The Buddhist scriptures relate that one day, after his meal, the Buddha went out from the monastery where he was staying and walked towards a great forest. Seeing him going in that direction various people working in their fields called out to him to warn him that in that forest dwelt the dreaded Angulimala.
Little is known for certain about Angulimala but the usual account of his life has him the son of a well-to-do family and at one time a brilliant student at the University of Taxila, then the Oxbridge of India.
At Taxila, other students were jealous of him and succeeded in poisoning their teacher’s mind against him, with the result that the teacher asked of him what he must have believed would be an impossible honorarium, a thousand human right-hand little fingers. Unbelievably, instead of giving up and quietly going home without graduating, the young man set out to collect the fingers and pay the fee. Presumably, he quickly discovered that people were reluctant to willingly give up their little fingers and so he was forced to resort to violence and killing in order to obtain them.
Then he found he had nowhere to store these fingers. He tried hanging them on a tree but the birds stole them so his solution was to string them around his neck. For this gruesome and growing garland of bloody fingers he was nicknamed Angulimala which means ‘finger garland’ or ‘finger necklace’.
This was the man who, peering out from his lair, spotted the Buddha coming towards him and who that day had round his neck nine hundred and ninety-nine little fingers. This powerful and athletic serial killer, who had already successfully resisted several attempts to apprehend him, grabbed his weapons and dashed out to murder the Buddha and complete his score.

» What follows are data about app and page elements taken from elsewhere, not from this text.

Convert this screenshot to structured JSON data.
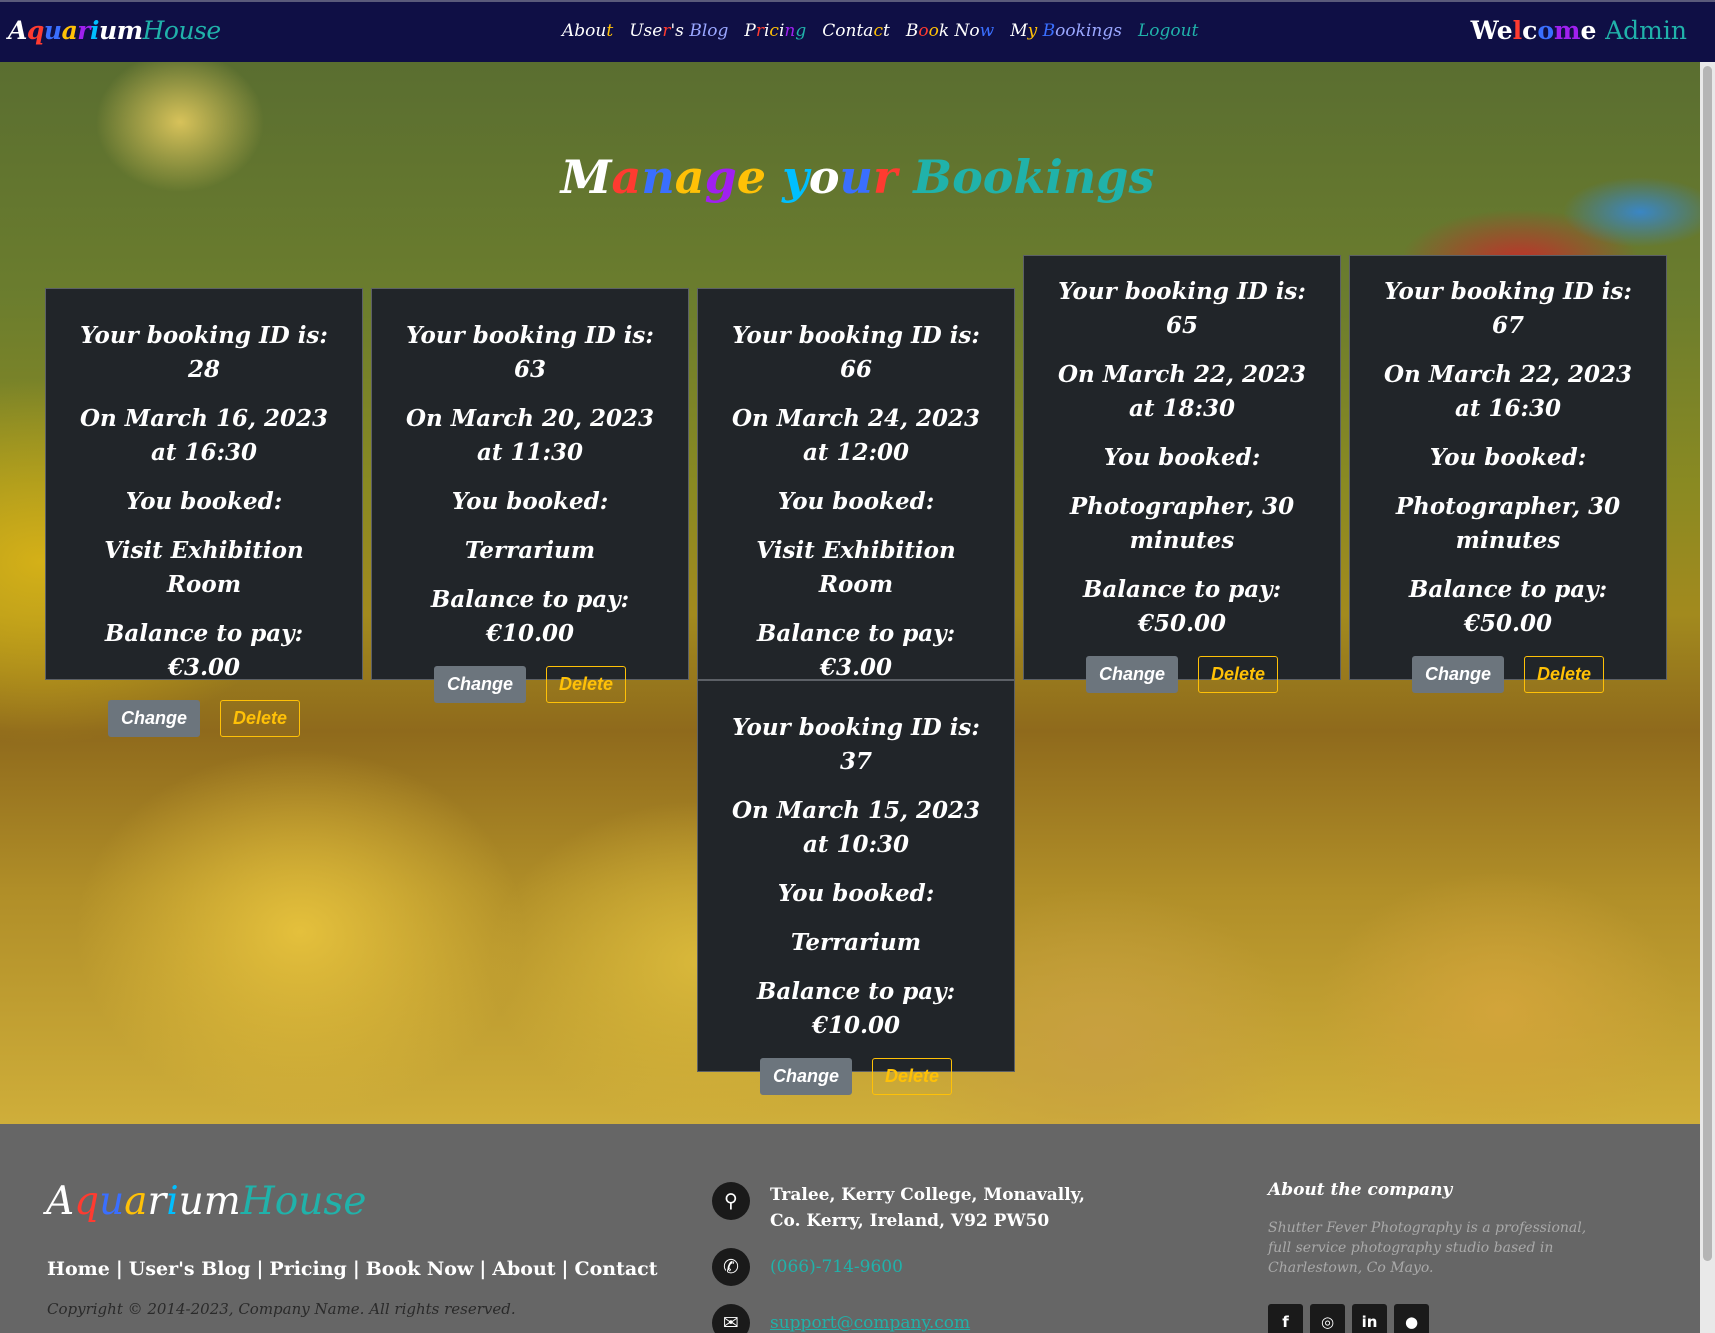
{
  "navbar": {
    "brand": {
      "letters": [
        {
          "ch": "A",
          "color": "#ffffff"
        },
        {
          "ch": "q",
          "color": "#ff3b30"
        },
        {
          "ch": "u",
          "color": "#3a6fff"
        },
        {
          "ch": "a",
          "color": "#ffc107"
        },
        {
          "ch": "r",
          "color": "#a020f0"
        },
        {
          "ch": "i",
          "color": "#00bfff"
        },
        {
          "ch": "u",
          "color": "#ffffff"
        },
        {
          "ch": "m",
          "color": "#ffffff"
        }
      ],
      "house": "House"
    },
    "links": [
      {
        "label": "About",
        "colors": [
          "#ffffff",
          "#ffffff",
          "#ffffff",
          "#ffffff",
          "#ffc107"
        ],
        "active": false
      },
      {
        "label": "User's Blog",
        "colors": [
          "#ffffff",
          "#ffffff",
          "#ffffff",
          "#ff3b30",
          "#ffffff",
          "#ffffff",
          "#3a6fff",
          "#9aa7ff",
          "#9aa7ff",
          "#9aa7ff",
          "#9aa7ff"
        ],
        "active": false
      },
      {
        "label": "Pricing",
        "colors": [
          "#ffffff",
          "#ff3b30",
          "#ffffff",
          "#ffc107",
          "#ffffff",
          "#a020f0",
          "#20b2aa"
        ],
        "active": false
      },
      {
        "label": "Contact",
        "colors": [
          "#ffffff",
          "#ffffff",
          "#ffffff",
          "#ffffff",
          "#ffffff",
          "#ffc107",
          "#ffffff"
        ],
        "active": false
      },
      {
        "label": "Book Now",
        "colors": [
          "#ffffff",
          "#ff3b30",
          "#ffc107",
          "#ffffff",
          "#ffffff",
          "#ffffff",
          "#ffffff",
          "#3a6fff"
        ],
        "active": false
      },
      {
        "label": "My Bookings",
        "colors": [
          "#ffffff",
          "#ffc107",
          "#ffffff",
          "#3a6fff",
          "#9aa7ff",
          "#9aa7ff",
          "#9aa7ff",
          "#9aa7ff",
          "#9aa7ff",
          "#9aa7ff",
          "#9aa7ff"
        ],
        "active": true
      },
      {
        "label": "Logout",
        "colors": [
          "#20b2aa",
          "#20b2aa",
          "#20b2aa",
          "#20b2aa",
          "#20b2aa",
          "#20b2aa"
        ],
        "active": false
      }
    ],
    "welcome": "Welcome",
    "welcome_colors": [
      "#ffffff",
      "#ffffff",
      "#ff3b30",
      "#ffffff",
      "#3a6fff",
      "#a020f0",
      "#ffffff"
    ],
    "user": "Admin"
  },
  "page": {
    "title_letters": [
      {
        "ch": "M",
        "color": "#ffffff"
      },
      {
        "ch": "a",
        "color": "#ff3b30"
      },
      {
        "ch": "n",
        "color": "#3a6fff"
      },
      {
        "ch": "a",
        "color": "#ffc107"
      },
      {
        "ch": "g",
        "color": "#a020f0"
      },
      {
        "ch": "e",
        "color": "#ffc107"
      },
      {
        "ch": " ",
        "color": "#ffffff"
      },
      {
        "ch": "y",
        "color": "#00bfff"
      },
      {
        "ch": "o",
        "color": "#ffffff"
      },
      {
        "ch": "u",
        "color": "#3a6fff"
      },
      {
        "ch": "r",
        "color": "#ff3b30"
      },
      {
        "ch": " ",
        "color": "#ffffff"
      },
      {
        "ch": "B",
        "color": "#20b2aa"
      },
      {
        "ch": "o",
        "color": "#20b2aa"
      },
      {
        "ch": "o",
        "color": "#20b2aa"
      },
      {
        "ch": "k",
        "color": "#20b2aa"
      },
      {
        "ch": "i",
        "color": "#20b2aa"
      },
      {
        "ch": "n",
        "color": "#20b2aa"
      },
      {
        "ch": "g",
        "color": "#20b2aa"
      },
      {
        "ch": "s",
        "color": "#20b2aa"
      }
    ]
  },
  "bookings": [
    {
      "id_text": "Your booking ID is: 28",
      "date_text": "On March 16, 2023 at 16:30",
      "booked_label": "You booked:",
      "service": "Visit Exhibition Room",
      "balance": "Balance to pay: €3.00",
      "change_label": "Change",
      "delete_label": "Delete"
    },
    {
      "id_text": "Your booking ID is: 63",
      "date_text": "On March 20, 2023 at 11:30",
      "booked_label": "You booked:",
      "service": "Terrarium",
      "balance": "Balance to pay: €10.00",
      "change_label": "Change",
      "delete_label": "Delete"
    },
    {
      "id_text": "Your booking ID is: 66",
      "date_text": "On March 24, 2023 at 12:00",
      "booked_label": "You booked:",
      "service": "Visit Exhibition Room",
      "balance": "Balance to pay: €3.00",
      "change_label": "Change",
      "delete_label": "Delete"
    },
    {
      "id_text": "Your booking ID is: 65",
      "date_text": "On March 22, 2023 at 18:30",
      "booked_label": "You booked:",
      "service": "Photographer, 30 minutes",
      "balance": "Balance to pay: €50.00",
      "change_label": "Change",
      "delete_label": "Delete"
    },
    {
      "id_text": "Your booking ID is: 67",
      "date_text": "On March 22, 2023 at 16:30",
      "booked_label": "You booked:",
      "service": "Photographer, 30 minutes",
      "balance": "Balance to pay: €50.00",
      "change_label": "Change",
      "delete_label": "Delete"
    },
    {
      "id_text": "Your booking ID is: 37",
      "date_text": "On March 15, 2023 at 10:30",
      "booked_label": "You booked:",
      "service": "Terrarium",
      "balance": "Balance to pay: €10.00",
      "change_label": "Change",
      "delete_label": "Delete"
    }
  ],
  "footer": {
    "brand_letters": [
      {
        "ch": "A",
        "color": "#ffffff"
      },
      {
        "ch": "q",
        "color": "#ff3b30"
      },
      {
        "ch": "u",
        "color": "#3a6fff"
      },
      {
        "ch": "a",
        "color": "#ffc107"
      },
      {
        "ch": "r",
        "color": "#ffffff"
      },
      {
        "ch": "i",
        "color": "#00bfff"
      },
      {
        "ch": "u",
        "color": "#ffffff"
      },
      {
        "ch": "m",
        "color": "#ffffff"
      }
    ],
    "brand_house": "House",
    "links": [
      "Home",
      "User's Blog",
      "Pricing",
      "Book Now",
      "About",
      "Contact"
    ],
    "copyright": "Copyright © 2014-2023, Company Name. All rights reserved.",
    "address_line1": "Tralee, Kerry College, Monavally,",
    "address_line2": "Co. Kerry, Ireland, V92 PW50",
    "phone": "(066)-714-9600",
    "email": "support@company.com",
    "about_title": "About the company",
    "about_text": "Shutter Fever Photography is a professional, full service photography studio based in Charlestown, Co Mayo.",
    "socials": [
      {
        "icon": "facebook-icon",
        "glyph": "f"
      },
      {
        "icon": "instagram-icon",
        "glyph": "◎"
      },
      {
        "icon": "linkedin-icon",
        "glyph": "in"
      },
      {
        "icon": "github-icon",
        "glyph": "●"
      }
    ],
    "icons": {
      "location": "⚲",
      "phone": "✆",
      "email": "✉"
    }
  }
}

He expected to easily overtake him and quickly finish the job but then a very strange thing happened – even though the Buddha was only walking, serene and unhurried, Angulimala, despite his formidable strength and speed, found he couldn’t catch up with him. Eventually, exhausted, angry, frustrated and soaked with sweat, Angulimala screamed at the Buddha to stop.
Then the Buddha turned and with neither anger or fear, speaking quietly and directly, he told Angulimala that he, the Buddha, had already stopped. He had stopped killing and harming and now it was time for him, Angulimala, to do likewise. Angulimala was so struck by these words that there and then he stopped; he threw away his weapons and followed the Buddha back to the monastery where he became a monk.
Later, the King, ignorant of what had happened, came by leading his troops out to arrest Angulimala. Being a very pious monarch, he called to pay his respects to the Buddha and to inform him of what he was up to. The Buddha asked the King what his reaction would be were he to discover that amongst this assembly of monks sat Angulimala.
To the King it was utterly unbelievable that such a foul and evil person could now be a Buddhist monk and seated amongst such exalted company, but were it the case, he answered, he would certainly pay his respects and make offerings. Then the Buddha stretched forth his right hand and, pointing, announced that there sat Angulimala.
When he’d mastered his fear and recovered from the shock, the King, having paid his respects, said to the Buddha how incredible it was that, “What we have tried to do by force and with weapons you have done with neither force nor weapons!” In the course of time, after a period of some trial to himself, Angulimala did eventually succeed in purging his mind of all greed, hatred and delusion and realised for himself the Buddhist goal of Enlightenment.
The story of Angulimala teaches us that the possibility of Enlightenment may be awakened in the most extreme of circumstances, that people can and do change and that people are best influenced by persuasion and above all, example.